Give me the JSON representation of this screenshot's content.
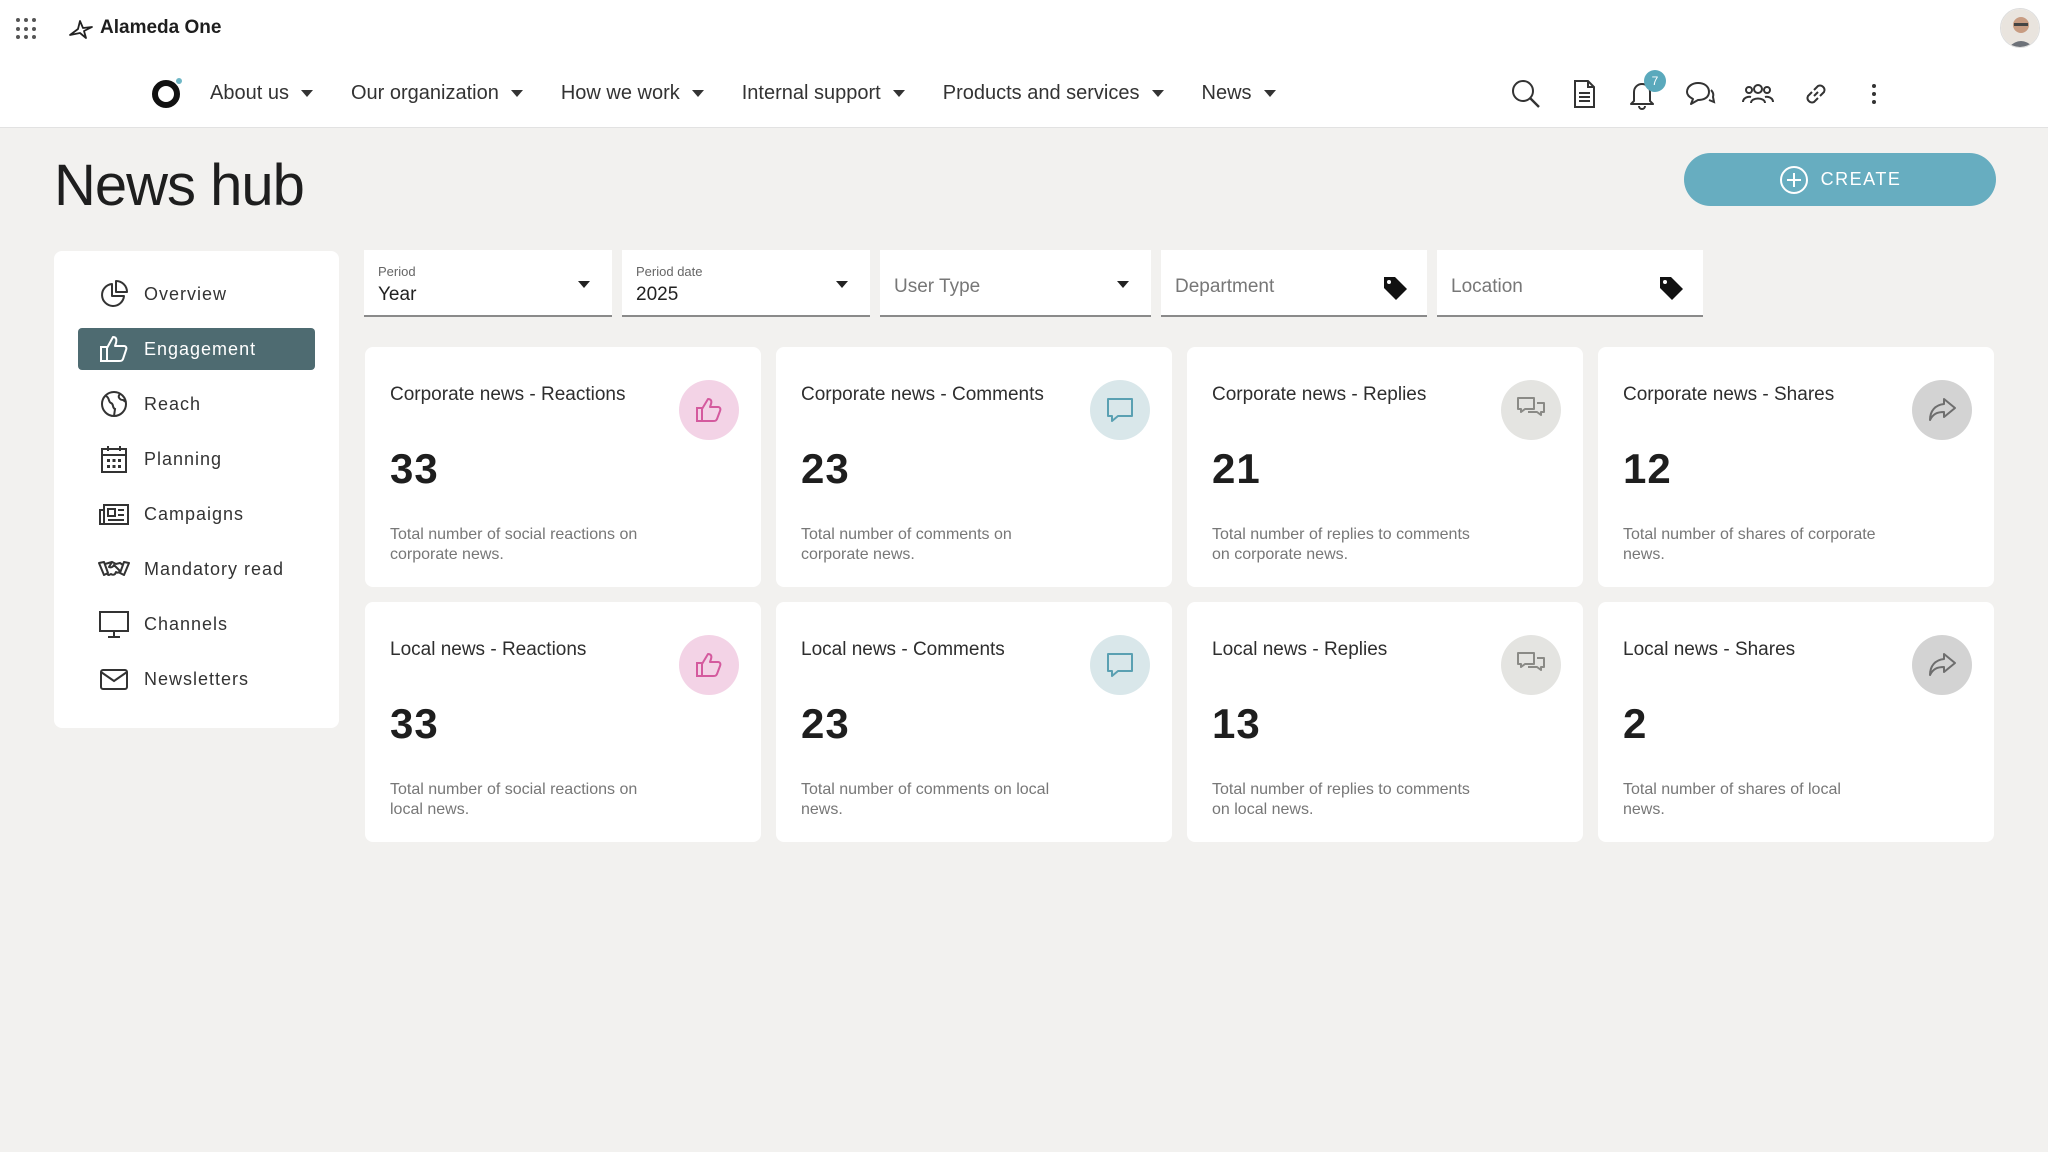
{
  "app": {
    "brand_name": "Alameda One",
    "app_grid_icon": "apps-grid-icon",
    "avatar_icon": "user-avatar"
  },
  "nav": {
    "items": [
      {
        "label": "About us"
      },
      {
        "label": "Our organization"
      },
      {
        "label": "How we work"
      },
      {
        "label": "Internal support"
      },
      {
        "label": "Products and services"
      },
      {
        "label": "News"
      }
    ],
    "tools": [
      {
        "icon": "search-icon"
      },
      {
        "icon": "document-icon"
      },
      {
        "icon": "bell-icon",
        "badge": "7"
      },
      {
        "icon": "chat-icon"
      },
      {
        "icon": "people-icon"
      },
      {
        "icon": "link-icon"
      },
      {
        "icon": "more-vertical-icon"
      }
    ]
  },
  "page": {
    "title": "News hub",
    "create_label": "CREATE"
  },
  "sidebar": {
    "items": [
      {
        "label": "Overview",
        "icon": "pie-chart-icon",
        "active": false
      },
      {
        "label": "Engagement",
        "icon": "thumbs-up-icon",
        "active": true
      },
      {
        "label": "Reach",
        "icon": "globe-icon",
        "active": false
      },
      {
        "label": "Planning",
        "icon": "calendar-icon",
        "active": false
      },
      {
        "label": "Campaigns",
        "icon": "newspaper-icon",
        "active": false
      },
      {
        "label": "Mandatory read",
        "icon": "handshake-icon",
        "active": false
      },
      {
        "label": "Channels",
        "icon": "monitor-icon",
        "active": false
      },
      {
        "label": "Newsletters",
        "icon": "envelope-icon",
        "active": false
      }
    ]
  },
  "filters": {
    "period": {
      "label": "Period",
      "value": "Year"
    },
    "period_date": {
      "label": "Period date",
      "value": "2025"
    },
    "user_type": {
      "placeholder": "User Type"
    },
    "department": {
      "placeholder": "Department"
    },
    "location": {
      "placeholder": "Location"
    }
  },
  "cards": [
    {
      "title": "Corporate news - Reactions",
      "value": "33",
      "description": "Total number of social reactions on corporate news.",
      "icon": "thumbs-up-icon"
    },
    {
      "title": "Corporate news - Comments",
      "value": "23",
      "description": "Total number of comments on corporate news.",
      "icon": "comment-icon"
    },
    {
      "title": "Corporate news - Replies",
      "value": "21",
      "description": "Total number of replies to comments on corporate news.",
      "icon": "replies-icon"
    },
    {
      "title": "Corporate news - Shares",
      "value": "12",
      "description": "Total number of shares of corporate news.",
      "icon": "share-icon"
    },
    {
      "title": "Local news - Reactions",
      "value": "33",
      "description": "Total number of social reactions on local news.",
      "icon": "thumbs-up-icon"
    },
    {
      "title": "Local news - Comments",
      "value": "23",
      "description": "Total number of comments on local news.",
      "icon": "comment-icon"
    },
    {
      "title": "Local news - Replies",
      "value": "13",
      "description": "Total number of replies to comments on local news.",
      "icon": "replies-icon"
    },
    {
      "title": "Local news - Shares",
      "value": "2",
      "description": "Total number of shares of local news.",
      "icon": "share-icon"
    }
  ],
  "colors": {
    "accent": "#67adc0",
    "sidebar_active": "#4e6b71",
    "badge": "#5aa9bc",
    "reactions_bg": "#f3d3e6",
    "reactions_fg": "#d45a9e",
    "comments_bg": "#d9e7ea",
    "comments_fg": "#5aa0b2",
    "replies_bg": "#e4e4e1",
    "replies_fg": "#8a8a86",
    "shares_bg": "#d3d3d3",
    "shares_fg": "#6e6e6e"
  }
}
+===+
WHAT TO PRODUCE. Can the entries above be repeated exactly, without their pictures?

SOLUTION.
Give me the JSON representation of this screenshot's content.
{
  "app": {
    "brand_name": "Alameda One",
    "app_grid_icon": "apps-grid-icon",
    "avatar_icon": "user-avatar"
  },
  "nav": {
    "items": [
      {
        "label": "About us"
      },
      {
        "label": "Our organization"
      },
      {
        "label": "How we work"
      },
      {
        "label": "Internal support"
      },
      {
        "label": "Products and services"
      },
      {
        "label": "News"
      }
    ],
    "tools": [
      {
        "icon": "search-icon"
      },
      {
        "icon": "document-icon"
      },
      {
        "icon": "bell-icon",
        "badge": "7"
      },
      {
        "icon": "chat-icon"
      },
      {
        "icon": "people-icon"
      },
      {
        "icon": "link-icon"
      },
      {
        "icon": "more-vertical-icon"
      }
    ]
  },
  "page": {
    "title": "News hub",
    "create_label": "CREATE"
  },
  "sidebar": {
    "items": [
      {
        "label": "Overview",
        "icon": "pie-chart-icon",
        "active": false
      },
      {
        "label": "Engagement",
        "icon": "thumbs-up-icon",
        "active": true
      },
      {
        "label": "Reach",
        "icon": "globe-icon",
        "active": false
      },
      {
        "label": "Planning",
        "icon": "calendar-icon",
        "active": false
      },
      {
        "label": "Campaigns",
        "icon": "newspaper-icon",
        "active": false
      },
      {
        "label": "Mandatory read",
        "icon": "handshake-icon",
        "active": false
      },
      {
        "label": "Channels",
        "icon": "monitor-icon",
        "active": false
      },
      {
        "label": "Newsletters",
        "icon": "envelope-icon",
        "active": false
      }
    ]
  },
  "filters": {
    "period": {
      "label": "Period",
      "value": "Year"
    },
    "period_date": {
      "label": "Period date",
      "value": "2025"
    },
    "user_type": {
      "placeholder": "User Type"
    },
    "department": {
      "placeholder": "Department"
    },
    "location": {
      "placeholder": "Location"
    }
  },
  "cards": [
    {
      "title": "Corporate news - Reactions",
      "value": "33",
      "description": "Total number of social reactions on corporate news.",
      "icon": "thumbs-up-icon"
    },
    {
      "title": "Corporate news - Comments",
      "value": "23",
      "description": "Total number of comments on corporate news.",
      "icon": "comment-icon"
    },
    {
      "title": "Corporate news - Replies",
      "value": "21",
      "description": "Total number of replies to comments on corporate news.",
      "icon": "replies-icon"
    },
    {
      "title": "Corporate news - Shares",
      "value": "12",
      "description": "Total number of shares of corporate news.",
      "icon": "share-icon"
    },
    {
      "title": "Local news - Reactions",
      "value": "33",
      "description": "Total number of social reactions on local news.",
      "icon": "thumbs-up-icon"
    },
    {
      "title": "Local news - Comments",
      "value": "23",
      "description": "Total number of comments on local news.",
      "icon": "comment-icon"
    },
    {
      "title": "Local news - Replies",
      "value": "13",
      "description": "Total number of replies to comments on local news.",
      "icon": "replies-icon"
    },
    {
      "title": "Local news - Shares",
      "value": "2",
      "description": "Total number of shares of local news.",
      "icon": "share-icon"
    }
  ],
  "colors": {
    "accent": "#67adc0",
    "sidebar_active": "#4e6b71",
    "badge": "#5aa9bc",
    "reactions_bg": "#f3d3e6",
    "reactions_fg": "#d45a9e",
    "comments_bg": "#d9e7ea",
    "comments_fg": "#5aa0b2",
    "replies_bg": "#e4e4e1",
    "replies_fg": "#8a8a86",
    "shares_bg": "#d3d3d3",
    "shares_fg": "#6e6e6e"
  }
}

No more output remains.